The IOP has just launched a podcast feed (hat tip Yan Feng). Their first post (mp3 here) is a 20 minutes interview with Michael Berry, of the eponymous phase fame, whose work on levitating frogs earned him an IgNobel Price in Physics in 2000. Professor Berry talks neither of his phase nor his frogs in the interview, but of his current research on optics (having to do with conical diffraction and the angular momentum of light), and the relationship between science and art (he is very fond of images representing optical phenomena, as you can see in this beautiful gallery). He has also a couple of things to say about the interplay between theoretical work and practical applications and the part played by science in our society. In this regard, his little piece Living with Physics (pdf) and his unpublished Night thoughts of a theoretical physicist (pdf) are very worth reading; for instance, here’s a quite inspiring musing on the unity of science:
From science come inspiring and magical connections between very different things. This observation counters one of our commonest criticisms: that by the reductionist disarticulation of the world into its parts, which are then studied separately, we lose the sense of the whole.

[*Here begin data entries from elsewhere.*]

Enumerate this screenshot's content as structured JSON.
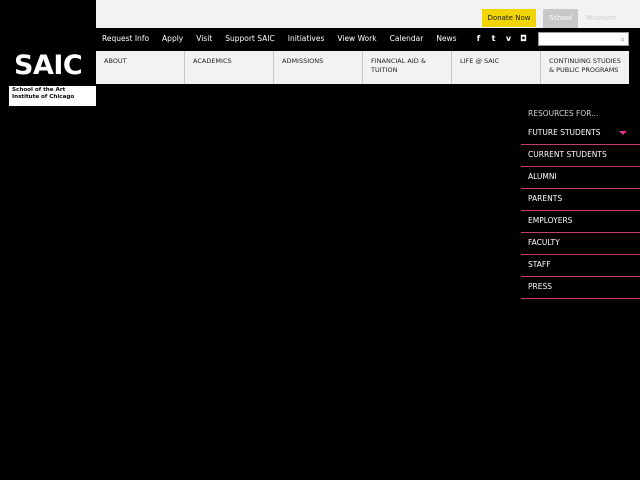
{
  "top": {
    "donate_label": "Donate Now",
    "school_tab": "School",
    "museum_tab": "Museum"
  },
  "logo": {
    "wordmark": "SAIC",
    "subtitle": "School of the Art Institute of Chicago"
  },
  "utility_nav": [
    "Request Info",
    "Apply",
    "Visit",
    "Support SAIC",
    "Initiatives",
    "View Work",
    "Calendar",
    "News"
  ],
  "social_icons": [
    "facebook-icon",
    "twitter-icon",
    "vimeo-icon",
    "instagram-icon"
  ],
  "social_glyphs": [
    "f",
    "t",
    "v",
    "◘"
  ],
  "search": {
    "placeholder": ""
  },
  "main_nav": [
    {
      "label": "ABOUT"
    },
    {
      "label": "ACADEMICS"
    },
    {
      "label": "ADMISSIONS"
    },
    {
      "label": "FINANCIAL AID & TUITION"
    },
    {
      "label": "LIFE @ SAIC"
    },
    {
      "label": "CONTINUING STUDIES & PUBLIC PROGRAMS"
    }
  ],
  "resources": {
    "title": "RESOURCES FOR...",
    "items": [
      "FUTURE STUDENTS",
      "CURRENT STUDENTS",
      "ALUMNI",
      "PARENTS",
      "EMPLOYERS",
      "FACULTY",
      "STAFF",
      "PRESS"
    ]
  },
  "colors": {
    "accent": "#c73a78",
    "donate": "#f1d500",
    "background": "#000000"
  }
}
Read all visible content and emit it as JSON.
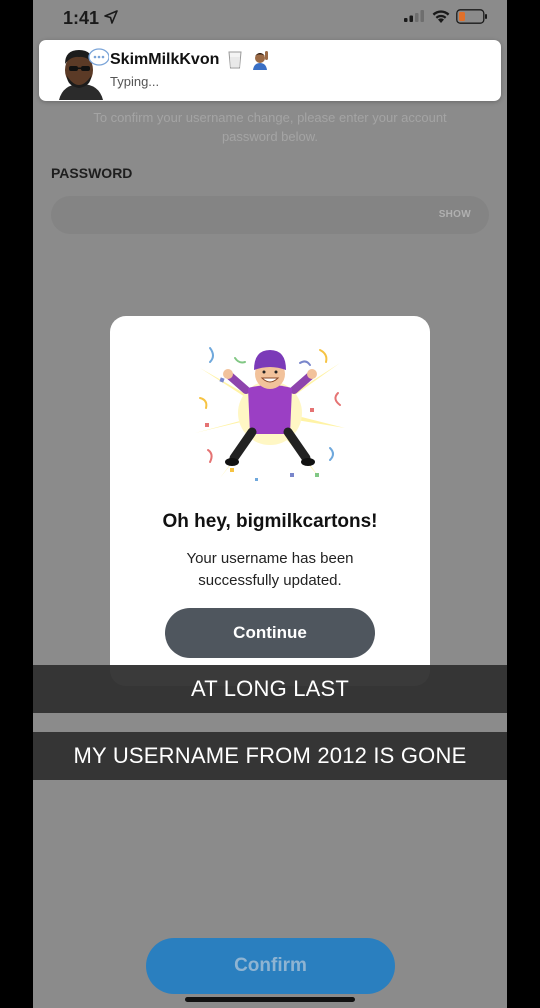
{
  "status_bar": {
    "time": "1:41"
  },
  "notification": {
    "name": "SkimMilkKvon",
    "status": "Typing..."
  },
  "screen": {
    "instructions": "To confirm your username change, please enter your account password below.",
    "password_label": "PASSWORD",
    "password_placeholder": "",
    "show_label": "SHOW",
    "confirm_label": "Confirm"
  },
  "modal": {
    "title": "Oh hey, bigmilkcartons!",
    "message": "Your username has been\nsuccessfully updated.",
    "continue_label": "Continue"
  },
  "captions": [
    "AT LONG LAST",
    "MY USERNAME FROM 2012 IS GONE"
  ],
  "colors": {
    "confirm": "#2a7fbf",
    "continue": "#4f565e",
    "overlay": "#8b8b8b"
  }
}
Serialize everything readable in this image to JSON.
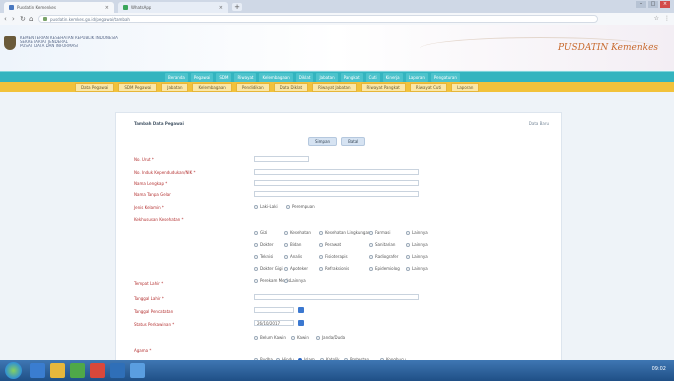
{
  "browser": {
    "tabs": [
      {
        "label": "Pusdatin Kemenkes"
      },
      {
        "label": "WhatsApp"
      }
    ],
    "new_tab": "+",
    "window_controls": [
      "–",
      "□",
      "×"
    ],
    "url": "pusdatin.kemkes.go.id/pegawai/tambah",
    "nav": {
      "back": "‹",
      "forward": "›",
      "reload": "↻",
      "home": "⌂"
    }
  },
  "site": {
    "title_lines": [
      "KEMENTERIAN KESEHATAN REPUBLIK INDONESIA",
      "SEKRETARIAT JENDERAL",
      "PUSAT DATA DAN INFORMASI"
    ],
    "tagline": "PUSDATIN Kemenkes"
  },
  "menu": [
    "Beranda",
    "Pegawai",
    "SDM",
    "Riwayat",
    "Kelembagaan",
    "Diklat",
    "Jabatan",
    "Pangkat",
    "Cuti",
    "Kinerja",
    "Laporan",
    "Pengaturan"
  ],
  "submenu": [
    "Data Pegawai",
    "SDM Pegawai",
    "Jabatan",
    "Kelembagaan",
    "Pendidikan",
    "Data Diklat",
    "Riwayat Jabatan",
    "Riwayat Pangkat",
    "Riwayat Cuti",
    "Laporan"
  ],
  "form": {
    "title": "Tambah Data Pegawai",
    "data_total": "Data Baru",
    "buttons": {
      "save": "Simpan",
      "reset": "Batal"
    },
    "labels": {
      "nip": "No. Urut *",
      "nik": "No. Induk Kependudukan/NIK *",
      "nama": "Nama Lengkap *",
      "nama_tanpa_gelar": "Nama Tanpa Gelar",
      "jenis_kelamin": "Jenis Kelamin *",
      "kekhususan": "Kekhususan Kesehatan *",
      "tempat_lahir": "Tempat Lahir *",
      "tanggal_lahir": "Tanggal Lahir *",
      "tanggal_pencatatan": "Tanggal Pencatatan",
      "status_perkawinan": "Status Perkawinan *",
      "agama": "Agama *"
    },
    "gender_options": [
      "Laki-Laki",
      "Perempuan"
    ],
    "kekhususan_options": [
      [
        "Gizi",
        "Kesehatan",
        "Kesehatan Lingkungan",
        "Farmasi",
        "Lainnya"
      ],
      [
        "Dokter",
        "Bidan",
        "Perawat",
        "Sanitarian",
        "Lainnya"
      ],
      [
        "Teknisi",
        "Analis",
        "Fisioterapis",
        "Radiografer",
        "Lainnya"
      ],
      [
        "Dokter Gigi",
        "Apoteker",
        "Refraksionis",
        "Epidemiolog",
        "Lainnya"
      ],
      [
        "Perekam Medis",
        "Lainnya"
      ]
    ],
    "tanggal_pencatatan_value": "26/10/2017",
    "status_options": [
      "Belum Kawin",
      "Kawin",
      "Janda/Duda"
    ],
    "agama_options": [
      "Budha",
      "Hindu",
      "Islam",
      "Katolik",
      "Protestan",
      "Konghucu"
    ],
    "agama_selected": "Islam"
  },
  "taskbar": {
    "clock": "09:02"
  }
}
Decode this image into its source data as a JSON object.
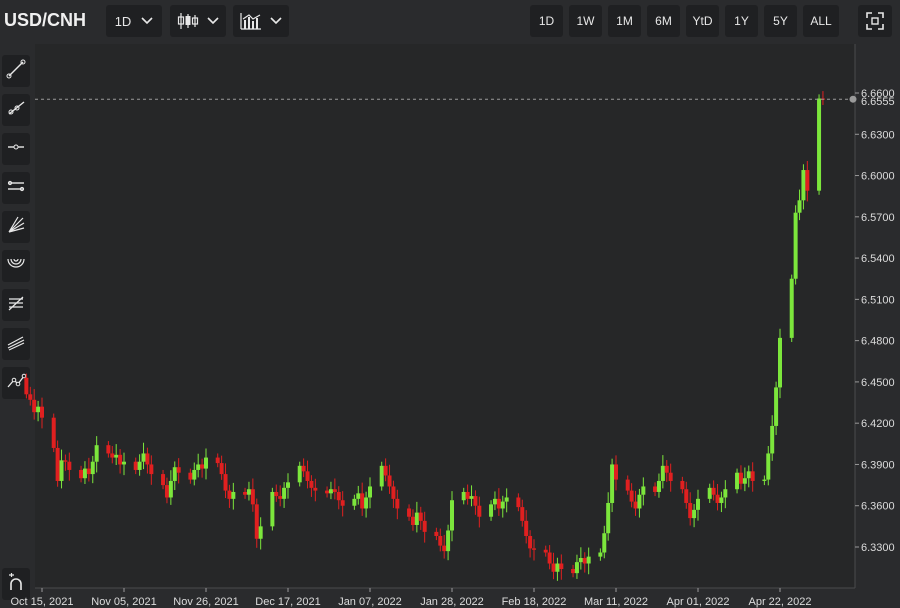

My favourite example starts with the question: Why is matter hard? Atoms consist mostly of empty space, after all, so why doesn’t matter squash down, with all the electrons collapsing into their lowest quantum energy states near the nuclei? Because this is prevented by the Pauli exclusion principle: no two electrons can be in the same state. And where does that come from? It could well originate in a property of rotation in three-dimensional space4: holding a glass of wine, you can turn it completely twice (that is, through 720°) and find at the end of this contortion that your arm is untwisted (this does not work for a single turn). I find that `two into none’ connection, that totally unexpected association of microscopic hardness with geometry5, miraculous.
By the end of the interview, Berry returns to his research and mentions a quite curious recent result of his, the explanation of the workings of the oriental magic mirrors called Makyoh. This bit caught my eye (well, i guess it was my ear) because i had never hear of those magic mirrors before. They’re quite amusing. These cast and polished bronze mirrors, manufactured in China and Japan since at least 500 BC have a pattern embossed on the back that magically appears in a patch of light reflected by the mirror face (which to the naked eye looks as smooth and polished as one can get, except for a bit convexity). You can see a Makyoh in action in the figure on the right (more here): the pattern in the reflected light patch is nowhere to be seen in the mirror’s surface, which reflects images as a regular, slightly convex mirror would do. Credit for explaining the trick usually goes to Ayrthon and Perry, but, according to this article of the 1911 edition of the Encyclopedia Britannica,
The true explanation of the magic mirror was first suggested by the French physicist Charles Cleophas Person in 1847, who observed that the reflecting surface of the mirrors was not uniformly convex, the portions opposite relief surfaces being plane. Therefore, as he says, ‘ the rays reflected from the convex portion diverge and give but a feebly illuminated image,while, on the contrary, the rays reflected from the plane portions of the mirror preserve their parallelism, and appear on the screen as an image by reason of their contrast with the feebler illumination of the rest of the disk. Such differences of plane in the mirror surface are accidental, being due to the manner in which it is prepared, a process explained by W. E. Ayrton and J. Perry (Prot. Roy. Soc., 1878, vol. xxviii.), by whom ample details of the history, process of manufacture and composition of Oriental mirrors have been published.
I haven’t found these original papers on-line, but you can learn more about the history of Ayrton and Perry’s discoveries in this page on magic mirrors from Grand Illusions. A more in-depth treatment of the optics involved is given in Michael Berry’s article Oriental magic mirrors and the Laplace image (pdf), where he explains how the Laplacian of the relief height function gives rise to the image in the reflected patch (see also this article for comments on Berry’s and a bit more on the history of Makyoh).
I find Professor Berry’s willingness to investigate funny, every-day problems refreshing, not to mention his concern on making the physicist’s world closer to outsiders, like, say, taxi drivers. Or, as Berry himself puts it:
A source of delight is uncovering down-to-earth or dramatic and sometimes beautiful examples of abstract mathematical ideas: the arcane in the mundane.